Stroik is a Professor of Architecture at the University of Notre Dame. His award-winning work includes the Our Lady of the Most Holy Trinity Chapel on the Thomas Aquinas College campus in Santa Paula, California.
Architects like working with good budgets, nice materials, and a commitment to excellence, said Stroik. What they don’t like is the commercial imperative of secular culture to obtain maximum quantity for minimal cost.
He told the story of a structural engineer who sends away churches.
He told the story of a structural engineer who sends away churches by giving them money and telling them to go hire his competitor, because working for churches is so hard.
Unfortunately, churches have the reputation of being terrible clients who don’t like to hire the best talent and to pay top dollar. So they end up getting what they pay for: cheap and uninspired.
They should be trying to build something timeless and beautiful, argued Stroik. He spoke eloquently of the need for the Church to foster a healthy sense of competition among the most talented architects that would have them always vying to work for the Church.
Just as Christ approved of his body being anointed with fine and expensive oil, churches need to rediscover what they do with their treasure reflects their highest aspirations.
The Church has always invested in art, said Stroik, because it realizes the patron plays a vital role, together with the artist, in maintaining high standards.
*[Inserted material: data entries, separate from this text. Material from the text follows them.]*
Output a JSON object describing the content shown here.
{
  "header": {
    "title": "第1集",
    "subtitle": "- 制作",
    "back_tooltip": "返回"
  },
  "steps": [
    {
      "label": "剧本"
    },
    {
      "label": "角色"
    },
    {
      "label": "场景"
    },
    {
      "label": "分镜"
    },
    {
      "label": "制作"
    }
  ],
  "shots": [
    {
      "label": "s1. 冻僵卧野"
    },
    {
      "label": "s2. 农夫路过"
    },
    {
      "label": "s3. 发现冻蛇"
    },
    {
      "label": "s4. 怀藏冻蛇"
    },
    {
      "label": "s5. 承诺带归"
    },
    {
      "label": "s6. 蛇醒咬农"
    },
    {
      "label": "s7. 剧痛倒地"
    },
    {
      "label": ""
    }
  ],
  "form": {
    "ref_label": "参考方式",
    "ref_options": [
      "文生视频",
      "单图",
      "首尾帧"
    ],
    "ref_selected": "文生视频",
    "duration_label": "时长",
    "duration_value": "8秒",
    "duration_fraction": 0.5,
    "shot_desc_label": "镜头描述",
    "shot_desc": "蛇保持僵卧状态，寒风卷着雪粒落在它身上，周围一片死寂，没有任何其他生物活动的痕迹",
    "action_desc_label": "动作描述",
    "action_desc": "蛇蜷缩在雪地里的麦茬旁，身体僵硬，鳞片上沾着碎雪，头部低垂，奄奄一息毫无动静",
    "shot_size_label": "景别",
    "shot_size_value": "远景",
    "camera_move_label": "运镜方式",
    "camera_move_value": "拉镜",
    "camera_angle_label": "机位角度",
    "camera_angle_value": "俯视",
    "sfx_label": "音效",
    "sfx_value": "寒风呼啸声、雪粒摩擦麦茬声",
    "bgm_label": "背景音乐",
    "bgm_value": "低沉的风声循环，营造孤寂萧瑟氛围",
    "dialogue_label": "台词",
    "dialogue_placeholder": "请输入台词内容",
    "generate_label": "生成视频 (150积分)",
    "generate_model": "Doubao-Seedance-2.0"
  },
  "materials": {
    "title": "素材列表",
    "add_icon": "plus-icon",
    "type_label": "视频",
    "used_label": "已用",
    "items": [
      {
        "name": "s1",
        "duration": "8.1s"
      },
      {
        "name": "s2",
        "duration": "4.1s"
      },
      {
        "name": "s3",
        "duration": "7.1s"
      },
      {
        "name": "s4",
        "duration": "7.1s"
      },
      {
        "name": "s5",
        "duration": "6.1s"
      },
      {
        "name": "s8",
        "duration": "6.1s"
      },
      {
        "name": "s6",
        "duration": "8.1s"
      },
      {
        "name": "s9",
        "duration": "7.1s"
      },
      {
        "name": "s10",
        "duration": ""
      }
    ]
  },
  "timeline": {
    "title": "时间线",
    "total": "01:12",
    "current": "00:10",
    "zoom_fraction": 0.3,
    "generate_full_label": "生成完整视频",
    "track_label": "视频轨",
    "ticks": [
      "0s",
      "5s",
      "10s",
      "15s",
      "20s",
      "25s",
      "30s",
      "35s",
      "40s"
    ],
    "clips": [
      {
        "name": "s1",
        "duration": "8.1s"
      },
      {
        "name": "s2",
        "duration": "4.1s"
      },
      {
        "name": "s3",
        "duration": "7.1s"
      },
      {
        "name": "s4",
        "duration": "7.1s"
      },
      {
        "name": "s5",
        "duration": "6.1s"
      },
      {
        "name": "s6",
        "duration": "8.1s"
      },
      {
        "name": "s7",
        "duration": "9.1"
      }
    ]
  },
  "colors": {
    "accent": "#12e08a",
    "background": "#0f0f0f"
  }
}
Behind every beautiful building there stands two people; namely, the artist and the patron, whose role is not simply to provide funding.
Patrons should find and foster artists.
Patrons should find and foster artists (an activity akin to investing in start-ups, said Stroik). Patrons must foster a healthy art market, and cultivate the training of artists for the future (for example, in a sacred arts academy).
As patron, the Church needs to work actively with the artist in providing theological wisdom and support. Yet whenever there are moments of disagreement between the patron and the artist, Stroik said patrons must trust the artist and dare to support artistic innovation.
In Stroik’s inspiring vision, I feel
how the example of sacred architecture, in the midst of a crude and rapacious
secular culture, can instead cultivate for humans a real and lasting sense of home.
Without such beautiful architecture, utilitarian commercial interests will define the landscape of one’s hometown. The ugly skyline created by such cruel economic motivations contrasts ironically with real humans, whose nature will always seek to love the place where they live, just as The Weakerthans observe in their song:
And in the dollar store
The clerk is closing up
And counting loonies, trying not to say
I hate Winnipeg.